  1. Great post Joel. Self awareness is an incredible gift and strength. We should all get to know ourselves better so we can adapt to situations where we are inherently designed to succeed or fail. Turning the situations where you might fail into successful situations is key.

  2. I totally agree. Like you, I’m not a logical thinker. Lots of people I know ask (only half joking) if I’ve been checked for ADD. But I like my personality. It fits my role in my company. My business partner Kevin is very logical. When you put two very different minds together a lot of quality ideas form that would be impossible without the two halves (along with a few arguements). Great post Joel!

  3. Linda says:

    Hey, Joel,
    Loved your post. I so see so much of myself in your words. I see my sons also. =)

    My gift is an enabler. I decided to go into teaching which works out great because I have more energy than my students and I am able to use my creativity. Switching between tasks is very difficult for me though and I find myself racing to get to or finish things. But, I make it a point to chant with my kids “no one’s perfect, not even me.” I may not be a video game, but I have no problem getting and holding my students’ attention… Even those with ADHD like me.

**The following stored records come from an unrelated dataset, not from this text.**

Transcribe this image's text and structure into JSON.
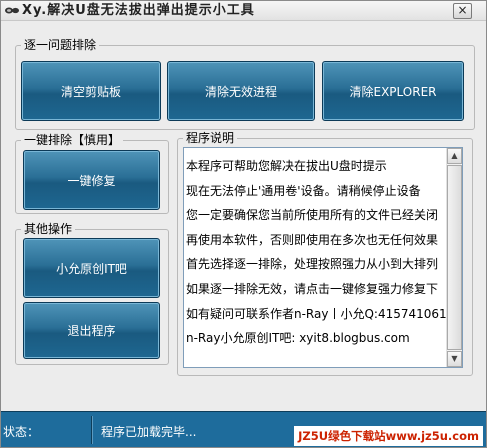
{
  "window": {
    "title": "Xy.解决U盘无法拔出弹出提示小工具",
    "close_label": "×"
  },
  "groups": {
    "troubleshoot": {
      "label": "逐一问题排除",
      "buttons": [
        "清空剪贴板",
        "清除无效进程",
        "清除EXPLORER"
      ]
    },
    "one_click": {
      "label": "一键排除【慎用】",
      "button": "一键修复"
    },
    "other": {
      "label": "其他操作",
      "buttons": [
        "小允原创IT吧",
        "退出程序"
      ]
    },
    "notes": {
      "label": "程序说明",
      "lines": [
        "本程序可帮助您解决在拔出U盘时提示",
        "现在无法停止'通用卷'设备。请稍候停止设备",
        "您一定要确保您当前所使用所有的文件已经关闭",
        "再使用本软件，否则即使用在多次也无任何效果",
        "首先选择逐一排除，处理按照强力从小到大排列",
        "如果逐一排除无效，请点击一键修复强力修复下",
        "如有疑问可联系作者n-Ray丨小允Q:415741061",
        "n-Ray小允原创IT吧:   xyit8.blogbus.com"
      ]
    }
  },
  "statusbar": {
    "label": "状态：",
    "text": "程序已加载完毕...",
    "watermark": "JZ5U绿色下载站www.jz5u.com"
  },
  "colors": {
    "button": "#1e6791",
    "statusbar": "#1e6c9c",
    "watermark": "#cc2200"
  }
}
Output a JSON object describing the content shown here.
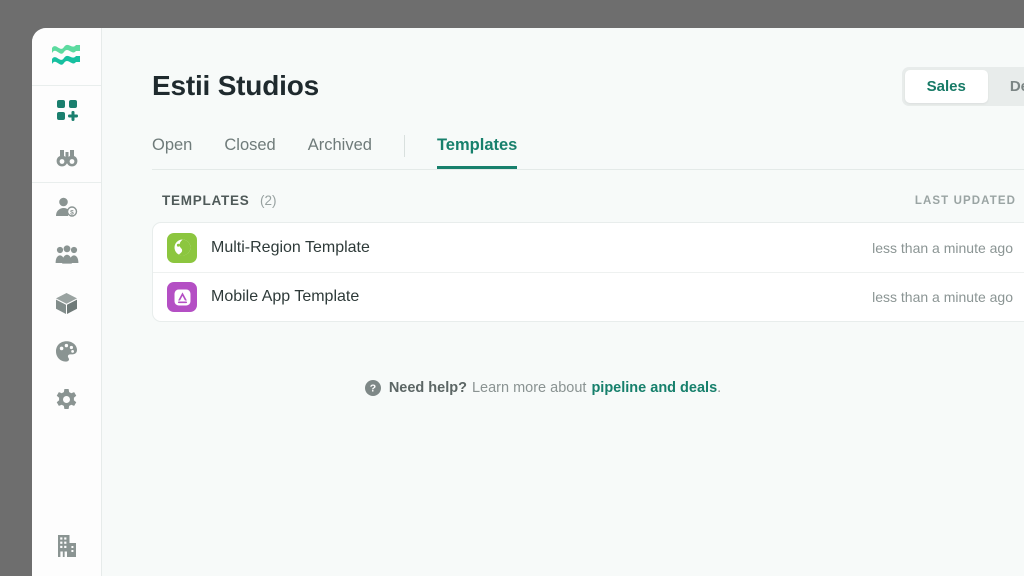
{
  "window": {
    "backdrop_color": "#6e6e6e",
    "surface_color": "#f7faf9",
    "accent_color": "#17806c"
  },
  "sidebar": {
    "logo": {
      "name": "estii-wave-logo",
      "color_top": "#5ddba0",
      "color_bottom": "#17c0a0"
    },
    "items": [
      {
        "name": "grid-plus-icon",
        "label": "Dashboard",
        "color": "#1a7f6e"
      },
      {
        "name": "binoculars-icon",
        "label": "Explore",
        "color": "#8a9492"
      },
      {
        "name": "person-dollar-icon",
        "label": "Sales",
        "color": "#8a9492"
      },
      {
        "name": "people-icon",
        "label": "Team",
        "color": "#8a9492"
      },
      {
        "name": "box-icon",
        "label": "Products",
        "color": "#8a9492"
      },
      {
        "name": "palette-icon",
        "label": "Branding",
        "color": "#8a9492"
      },
      {
        "name": "gear-icon",
        "label": "Settings",
        "color": "#8a9492"
      }
    ],
    "bottom_item": {
      "name": "building-icon",
      "label": "Company",
      "color": "#8a9492"
    }
  },
  "header": {
    "title": "Estii Studios",
    "toggle": {
      "options": [
        {
          "label": "Sales",
          "active": true
        },
        {
          "label": "De",
          "active": false
        }
      ]
    }
  },
  "tabs": [
    {
      "label": "Open",
      "active": false
    },
    {
      "label": "Closed",
      "active": false
    },
    {
      "label": "Archived",
      "active": false
    },
    {
      "label": "Templates",
      "active": true
    }
  ],
  "list": {
    "section_title": "TEMPLATES",
    "section_count": "(2)",
    "column_last_updated": "LAST UPDATED",
    "rows": [
      {
        "icon_name": "globe-icon",
        "icon_bg": "#8cc63f",
        "label": "Multi-Region Template",
        "last_updated": "less than a minute ago"
      },
      {
        "icon_name": "app-store-icon",
        "icon_bg": "#b44fc4",
        "label": "Mobile App Template",
        "last_updated": "less than a minute ago"
      }
    ]
  },
  "help": {
    "icon_name": "question-circle-icon",
    "strong": "Need help?",
    "middle": "Learn more about",
    "link": "pipeline and deals",
    "period": "."
  }
}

    The best thing is that I usually have 98% success with my students’ performances. I’m too doubtful to say 100%, but 100% of my students scored proficient on their last major standardized test… Even the ones who struggled.

  4. Kara says:

    Great column. I 100% identify. Also it took me a long time to realize the brain random thoughts concept. In a discussion, I tend to have so many multiple thoughts that one is halfway formed then another presents itself and takes over.

    my thoughts are strewn in a random way that is very interconnected to me. I always seem to be able to come back full circle to the first topic of the conversation–but that gets confusing for logical, linear thinkers that haven’t quite caught up.

    I’m in a science-related field so I find that my college courses and training have helped me improve my logic skill set.
    When you mentioned that the ADHD can make you an “interrupter”, I can also identify with that. during internships I’ve had conflicts with my managers and bosses due to the fact that when I have an idea it just tends to pop out rather than waiting until they have finished.
    thanks for writing this and making me feel a little better about what I deal with every day 🙂

    1. Thank you so much for your kind words Kara! I’m so glad that you can relate to the post, it makes me feel great that I’ve been able to sum up how we feel in such an outlet.

Leave a Reply to Casey Schorr Cancel reply

Fill in your details below or click an icon to log in: Logo

You are commenting using your account. Log Out /  Change )

Google photo

You are commenting using your Google account. Log Out /  Change )

Twitter picture

You are commenting using your Twitter account. Log Out /  Change )

Facebook photo

You are commenting using your Facebook account. Log Out /  Change )

Connecting to %s